> ACTIVITY: Copy each line of the data beneath in which the word "JSON" appears.

> DATA FOR THIS EXERCISE:
--------

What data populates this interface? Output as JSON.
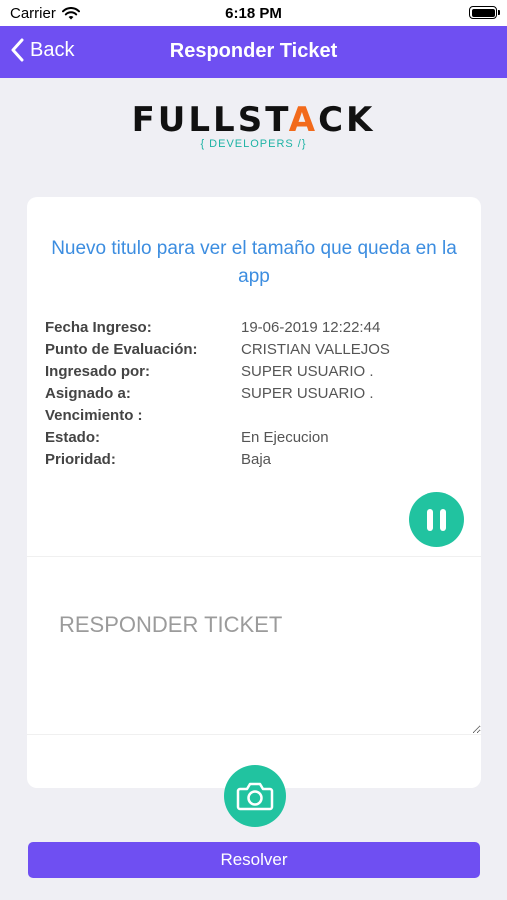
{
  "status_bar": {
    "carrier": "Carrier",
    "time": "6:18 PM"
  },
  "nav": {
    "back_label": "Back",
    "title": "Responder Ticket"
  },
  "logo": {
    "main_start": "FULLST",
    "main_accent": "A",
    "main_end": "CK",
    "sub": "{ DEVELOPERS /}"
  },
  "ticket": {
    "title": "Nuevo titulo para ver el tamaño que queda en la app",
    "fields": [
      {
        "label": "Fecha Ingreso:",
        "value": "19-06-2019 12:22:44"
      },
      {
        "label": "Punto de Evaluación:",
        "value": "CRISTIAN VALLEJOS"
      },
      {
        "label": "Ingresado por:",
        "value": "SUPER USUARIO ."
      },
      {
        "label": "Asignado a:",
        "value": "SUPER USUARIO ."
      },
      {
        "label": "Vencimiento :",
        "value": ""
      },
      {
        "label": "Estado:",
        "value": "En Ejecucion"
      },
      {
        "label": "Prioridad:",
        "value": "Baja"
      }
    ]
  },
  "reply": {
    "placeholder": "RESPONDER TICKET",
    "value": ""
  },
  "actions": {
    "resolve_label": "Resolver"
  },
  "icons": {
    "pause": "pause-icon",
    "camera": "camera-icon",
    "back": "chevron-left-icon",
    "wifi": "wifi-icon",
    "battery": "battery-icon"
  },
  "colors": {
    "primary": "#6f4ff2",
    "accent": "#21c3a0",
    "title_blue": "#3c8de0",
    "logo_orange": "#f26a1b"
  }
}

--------

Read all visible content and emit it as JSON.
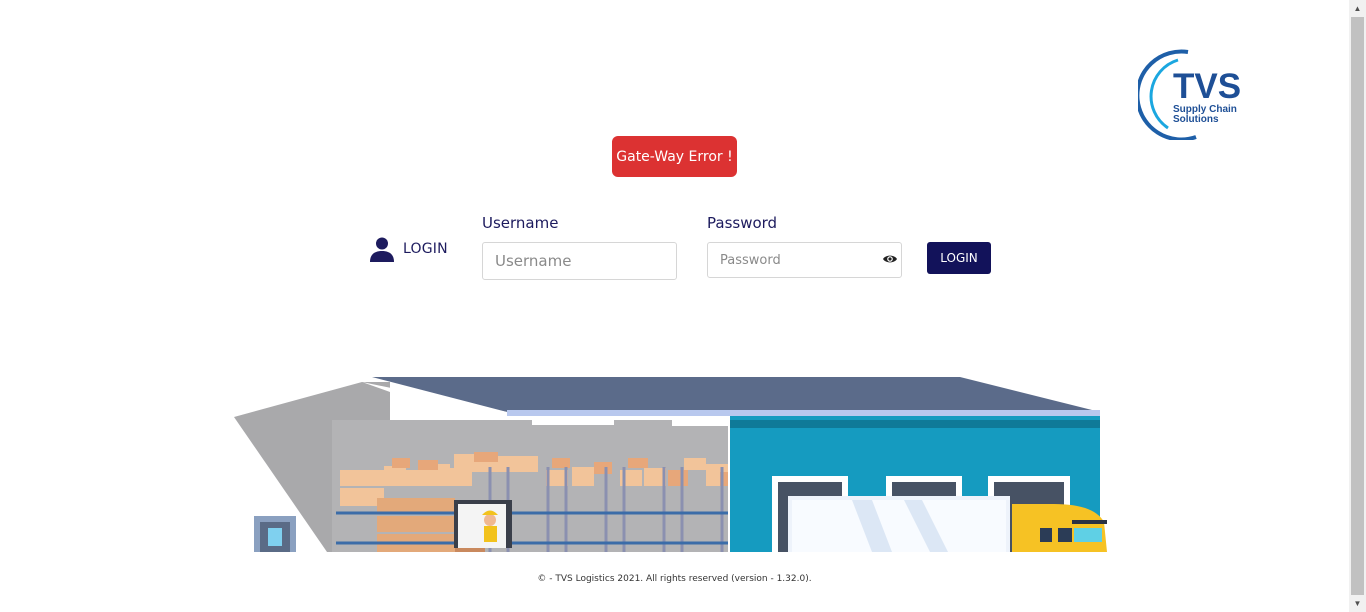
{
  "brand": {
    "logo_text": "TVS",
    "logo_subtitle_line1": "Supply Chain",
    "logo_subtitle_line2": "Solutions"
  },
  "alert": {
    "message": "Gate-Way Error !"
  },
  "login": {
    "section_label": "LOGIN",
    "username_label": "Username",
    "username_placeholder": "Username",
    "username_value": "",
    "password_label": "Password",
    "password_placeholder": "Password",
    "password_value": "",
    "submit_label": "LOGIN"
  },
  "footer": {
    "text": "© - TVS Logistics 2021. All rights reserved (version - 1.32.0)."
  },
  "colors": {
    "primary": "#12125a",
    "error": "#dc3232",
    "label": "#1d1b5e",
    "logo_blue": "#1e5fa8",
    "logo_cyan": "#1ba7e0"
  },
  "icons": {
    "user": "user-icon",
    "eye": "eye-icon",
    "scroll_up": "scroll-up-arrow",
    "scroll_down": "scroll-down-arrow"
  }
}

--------

> OUTPUT OF THE EXERCISE:
What data populates this interface? Output as JSON.
Read all visible content and emit it as JSON.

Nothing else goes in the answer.